On game day, Raider head coach Eddie Erdelatz was still shuffling players right up until the 8pm kickoff. The biggest news was that Babe Parilli would start over Paul Larson at quarterback. Parilli and Larson were competing to be Tom Flores‘ understudy, as Erdelatz had indicated he would only carry two quarterbacks on the roster in the regular season, but Parilli wasn’t ready to accept second place yet. “I’m going to try and play some football for Oakland. I wouldn’t be here if I had lost my enthusiasm for the game,” he said.
Read more “August 24, 1960”
With Tom Flores unavailable to play quarterback in the near term and with roster reductions looming, Raiders head coach Eddie Erdelatz was planning to give more playing time to the men on the far end of the bench, starting with Paul Larson. So far, Larson hadn’t shown all that much in camp, displaying an inaccurate arm. Consequently, he had received almost no in-game opportunities, but he was going to get a chance tomorrow, sharing time with Babe Parilli. Plenty of other neglected players were going to get their chances, too.
Read more “August 23, 1960”
With the Raiders leaving Santa Cruz to head east and play the Bills, today marked the end of team’s first training camp, but bad news accompanied the departure. Head coach Eddie Erdelatz revealed that quarterback Tom Flores was likely to miss the rest of the preseason. The cause was a shoulder injury suffered at the hands of the Chargers on what Erdelatz called a “hit after the whistle.” That meant the signal-calling chores would be performed by Paul Larson, who had thrown but a single pass in live action so far, and newcomer Babe Parilli, who had less than a week’s familiarity with the playbook.
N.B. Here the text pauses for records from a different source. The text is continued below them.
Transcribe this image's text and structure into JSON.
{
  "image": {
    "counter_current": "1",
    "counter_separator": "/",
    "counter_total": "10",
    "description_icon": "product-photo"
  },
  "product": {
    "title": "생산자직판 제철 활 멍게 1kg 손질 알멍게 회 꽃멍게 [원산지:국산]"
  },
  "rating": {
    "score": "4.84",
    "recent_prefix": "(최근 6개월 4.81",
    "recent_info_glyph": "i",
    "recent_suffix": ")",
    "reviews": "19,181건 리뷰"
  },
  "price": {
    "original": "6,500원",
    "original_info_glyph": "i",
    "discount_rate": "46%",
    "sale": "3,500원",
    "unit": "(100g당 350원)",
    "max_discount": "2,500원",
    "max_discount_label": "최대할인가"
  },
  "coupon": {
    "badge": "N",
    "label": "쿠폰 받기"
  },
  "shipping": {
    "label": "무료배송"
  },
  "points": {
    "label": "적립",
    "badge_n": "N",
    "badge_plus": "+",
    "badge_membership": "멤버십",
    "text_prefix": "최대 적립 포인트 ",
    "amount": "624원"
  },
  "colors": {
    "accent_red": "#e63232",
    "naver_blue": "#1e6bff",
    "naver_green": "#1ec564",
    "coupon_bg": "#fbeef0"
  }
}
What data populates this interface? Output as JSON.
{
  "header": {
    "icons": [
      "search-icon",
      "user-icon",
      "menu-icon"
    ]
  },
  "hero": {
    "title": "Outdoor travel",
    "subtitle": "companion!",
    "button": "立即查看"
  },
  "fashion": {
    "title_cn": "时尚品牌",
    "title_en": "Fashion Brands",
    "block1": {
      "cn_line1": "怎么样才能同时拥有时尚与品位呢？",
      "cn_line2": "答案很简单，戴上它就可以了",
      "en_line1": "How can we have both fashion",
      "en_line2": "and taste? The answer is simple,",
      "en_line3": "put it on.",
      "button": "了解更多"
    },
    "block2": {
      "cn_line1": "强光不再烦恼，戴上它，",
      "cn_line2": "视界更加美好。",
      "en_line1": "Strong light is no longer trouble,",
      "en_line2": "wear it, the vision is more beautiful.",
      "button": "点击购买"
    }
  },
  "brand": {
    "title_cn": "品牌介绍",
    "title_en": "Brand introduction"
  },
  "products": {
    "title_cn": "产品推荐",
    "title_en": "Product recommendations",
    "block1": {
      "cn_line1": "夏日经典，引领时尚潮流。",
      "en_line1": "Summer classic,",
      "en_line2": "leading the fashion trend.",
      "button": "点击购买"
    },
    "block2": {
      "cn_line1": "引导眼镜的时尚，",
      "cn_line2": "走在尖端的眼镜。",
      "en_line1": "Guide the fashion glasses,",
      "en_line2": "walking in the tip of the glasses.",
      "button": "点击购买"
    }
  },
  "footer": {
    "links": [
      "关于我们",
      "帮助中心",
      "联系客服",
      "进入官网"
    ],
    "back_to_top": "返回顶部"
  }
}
A report from Raiders team trainer George Anderson said tight end Gene Prebola’s pulled hamstring muscle would keep him out of Wednesday night’s game in Buffalo. The team held out hope that the Boston University product would recover in time play against the Patriots on Sunday.
Two other players, defensive end Carmen Cavalli, who had suffered a broken nose against Los Angeles, and fullback Billy Lott, who bruised a shoulder in the same game, were going to be ready to go against the Bills, according to Anderson. However, there was still no word about the health of quarterback Tom Flores, who had taken a beating of his own Friday night.